* [Work task]:
Only a number is wanted: how many lines in the records below contain "displayed"?

[Start of Attachment]

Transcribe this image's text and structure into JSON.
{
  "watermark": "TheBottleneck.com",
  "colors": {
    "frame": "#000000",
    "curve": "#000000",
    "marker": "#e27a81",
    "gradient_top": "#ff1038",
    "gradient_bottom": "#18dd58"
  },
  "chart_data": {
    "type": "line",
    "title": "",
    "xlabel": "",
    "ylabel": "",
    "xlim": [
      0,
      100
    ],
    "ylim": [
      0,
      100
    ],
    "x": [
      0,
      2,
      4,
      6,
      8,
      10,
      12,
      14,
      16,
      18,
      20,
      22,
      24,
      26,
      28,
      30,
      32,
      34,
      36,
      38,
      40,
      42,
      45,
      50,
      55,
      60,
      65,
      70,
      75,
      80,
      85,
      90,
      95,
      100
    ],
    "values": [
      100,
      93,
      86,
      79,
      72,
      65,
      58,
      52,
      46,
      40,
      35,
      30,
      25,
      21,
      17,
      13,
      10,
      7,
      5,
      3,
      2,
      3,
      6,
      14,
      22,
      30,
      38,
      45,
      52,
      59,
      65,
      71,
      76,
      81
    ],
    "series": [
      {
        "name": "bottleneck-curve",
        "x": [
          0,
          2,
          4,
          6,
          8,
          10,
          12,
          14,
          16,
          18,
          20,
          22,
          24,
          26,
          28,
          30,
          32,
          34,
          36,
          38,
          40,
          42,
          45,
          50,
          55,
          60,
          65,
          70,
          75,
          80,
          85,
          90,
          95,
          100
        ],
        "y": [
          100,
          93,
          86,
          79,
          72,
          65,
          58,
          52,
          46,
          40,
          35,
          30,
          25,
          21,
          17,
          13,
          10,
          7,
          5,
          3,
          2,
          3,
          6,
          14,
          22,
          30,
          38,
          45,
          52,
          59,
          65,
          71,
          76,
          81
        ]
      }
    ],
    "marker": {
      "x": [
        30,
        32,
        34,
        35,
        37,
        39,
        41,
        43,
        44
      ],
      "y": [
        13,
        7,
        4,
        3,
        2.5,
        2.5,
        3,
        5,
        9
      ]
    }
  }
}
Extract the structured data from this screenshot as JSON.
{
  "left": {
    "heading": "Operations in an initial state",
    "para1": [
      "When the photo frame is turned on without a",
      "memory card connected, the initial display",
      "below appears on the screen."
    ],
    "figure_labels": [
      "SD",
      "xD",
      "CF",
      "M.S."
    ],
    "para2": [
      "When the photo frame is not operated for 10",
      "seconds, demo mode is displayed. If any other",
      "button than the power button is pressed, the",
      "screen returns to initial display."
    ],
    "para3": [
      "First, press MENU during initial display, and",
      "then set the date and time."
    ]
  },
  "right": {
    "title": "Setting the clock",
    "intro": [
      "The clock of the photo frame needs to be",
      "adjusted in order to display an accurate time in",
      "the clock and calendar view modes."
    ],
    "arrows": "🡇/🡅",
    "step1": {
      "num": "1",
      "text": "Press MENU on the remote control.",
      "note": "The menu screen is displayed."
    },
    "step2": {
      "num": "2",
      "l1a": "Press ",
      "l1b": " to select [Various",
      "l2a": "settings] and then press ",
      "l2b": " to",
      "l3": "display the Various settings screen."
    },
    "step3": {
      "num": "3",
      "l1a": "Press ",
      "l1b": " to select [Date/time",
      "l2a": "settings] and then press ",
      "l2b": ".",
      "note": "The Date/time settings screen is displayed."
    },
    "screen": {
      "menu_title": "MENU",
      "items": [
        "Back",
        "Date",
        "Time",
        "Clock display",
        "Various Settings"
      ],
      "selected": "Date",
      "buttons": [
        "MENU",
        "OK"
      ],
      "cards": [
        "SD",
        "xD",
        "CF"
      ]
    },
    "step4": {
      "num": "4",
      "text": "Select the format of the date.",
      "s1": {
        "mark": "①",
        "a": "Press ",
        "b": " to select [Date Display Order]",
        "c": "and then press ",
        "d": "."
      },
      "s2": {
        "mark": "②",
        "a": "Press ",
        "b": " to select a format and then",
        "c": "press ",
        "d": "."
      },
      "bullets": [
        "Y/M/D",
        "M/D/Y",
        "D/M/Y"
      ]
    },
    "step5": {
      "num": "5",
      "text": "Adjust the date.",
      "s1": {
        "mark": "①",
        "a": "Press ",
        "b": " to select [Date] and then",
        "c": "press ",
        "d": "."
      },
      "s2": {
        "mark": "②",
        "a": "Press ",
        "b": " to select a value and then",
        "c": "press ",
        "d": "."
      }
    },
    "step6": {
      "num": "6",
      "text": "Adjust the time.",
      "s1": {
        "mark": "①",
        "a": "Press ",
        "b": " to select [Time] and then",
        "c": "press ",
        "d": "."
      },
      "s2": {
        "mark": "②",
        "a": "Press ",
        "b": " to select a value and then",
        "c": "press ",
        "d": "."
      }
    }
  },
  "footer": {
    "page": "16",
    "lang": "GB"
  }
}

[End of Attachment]

* [Answer space]:
3